Directed by: Ji-Woon Kim
Written by: Ji-woon Kim
Starring: Kim Kap-su, Yum Jung-ah, Lim Su-jeong, and Mun Geun-yeong

Okay, I’ll just come right out and say it: Hollywood has forgotten how to do horror. Oh sure, they still release titles under the banner of horror, but the dark heart and twisted soul of the genre have withered and atrophied under the weight of the studio mandated PG-13 and a reliance on digital effects. America’s Asian counterparts, however, still know how to get it right. And never has a horror film been more beautifully executed than in writer-director Ji-woon Kim’s A Tale of Two Sisters.

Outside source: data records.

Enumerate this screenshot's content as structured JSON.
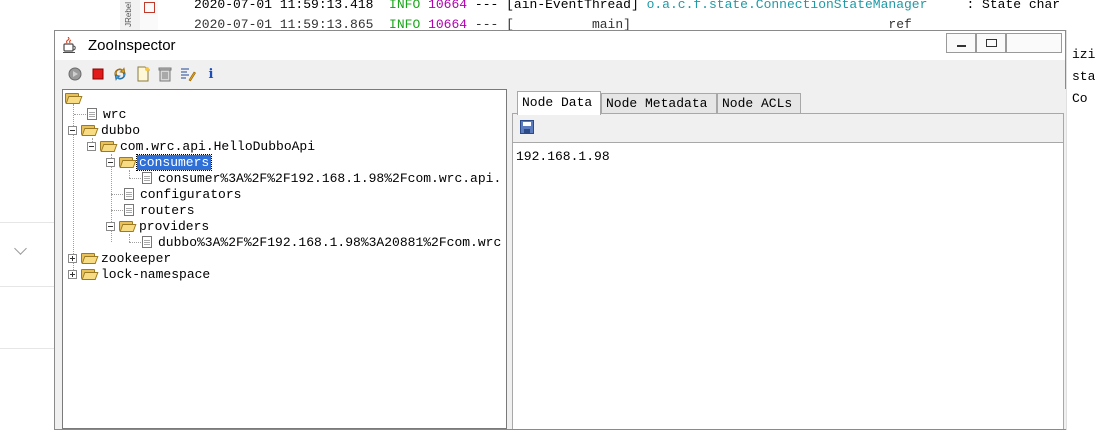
{
  "console": {
    "line1": {
      "timestamp": "2020-07-01 11:59:13.418",
      "level": "INFO",
      "pid": "10664",
      "sep": "---",
      "thread": "[ain-EventThread]",
      "logger": "o.a.c.f.state.ConnectionStateManager",
      "message": ": State char"
    },
    "line2": {
      "timestamp": "2020-07-01 11:59:13.865",
      "level": "INFO",
      "pid": "10664",
      "sep": "--- [",
      "thread": "main]",
      "message": "ref"
    },
    "right_edge": [
      "izi",
      "sta",
      "Co"
    ],
    "gutter_label": "JRebel"
  },
  "window": {
    "title": "ZooInspector"
  },
  "toolbar": {
    "buttons": [
      {
        "name": "connect-icon"
      },
      {
        "name": "disconnect-icon"
      },
      {
        "name": "refresh-icon"
      },
      {
        "name": "add-node-icon"
      },
      {
        "name": "delete-node-icon"
      },
      {
        "name": "node-viewers-icon"
      },
      {
        "name": "about-icon",
        "glyph": "i"
      }
    ]
  },
  "tree": {
    "nodes": {
      "wrc": "wrc",
      "dubbo": "dubbo",
      "api": "com.wrc.api.HelloDubboApi",
      "consumers": "consumers",
      "consumer_item": "consumer%3A%2F%2F192.168.1.98%2Fcom.wrc.api.",
      "configurators": "configurators",
      "routers": "routers",
      "providers": "providers",
      "provider_item": "dubbo%3A%2F%2F192.168.1.98%3A20881%2Fcom.wrc",
      "zookeeper": "zookeeper",
      "lock_namespace": "lock-namespace"
    }
  },
  "tabs": [
    "Node Data",
    "Node Metadata",
    "Node ACLs"
  ],
  "node_data": {
    "value": "192.168.1.98"
  }
}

At its core, this South Korean film is a very grim fairy tale. The two sisters of the title are Su-mi (Lim Su-jeong) and Su-yeon (Mun Geun-yeong). After a mysterious hospital stay, the siblings return home to find their stepmother (Yum Jung-ah) wants to pretend they’re all one big happy family. In reality, this stepmother is quite wicked indeed, and the siblings would love nothing more than to expose her evil ways to their father (Kim Kap-su), if only he would pay them any attention. As if their family problems weren’t enough, Su-mi begins to have tortured visions. She hears strange noises in the hall–as if someone is running around. Doors open by themselves and, worst of all, dark phantoms start appearing in her bedroom.

Why does the stepmother have such an intense hatred for Su-yeon? Why were the girls hospitalized? And is this house really haunted, or is everyone in this family mad as a hatter?

Ji Woon Kim keeps us guessing as he lets the story slowly unfold before our willing eyes. And what a gorgeously photographed story it is! Mo-gae Lee’s cinematography and Geun-hyeon Jo’s art direction make every shot of this film worth framing. The colors are vibrant and the composition shows a painter’s eye for detail.

The sound design for A Tale of Two Sisters is just as exquisite. Quiet scenes where nothing seems to be happening turn into creepy moments that bring you to the edge of your seat with a single noise. And the haunting score by Byung-woo Lee helps to build tension throughout.

Revelations in the shocking climax will make you look at the entire film in a new light. This is a movie that screams for repeated viewing. Like The Sixth Sense, Identity, and Session 9 before it, A Tale of Two Sisters will have you thinking long after the credits have ended. This is a psychologically complex, visually dense work that will be talked about in horror circles for years to come.

4.5 out of 5 stars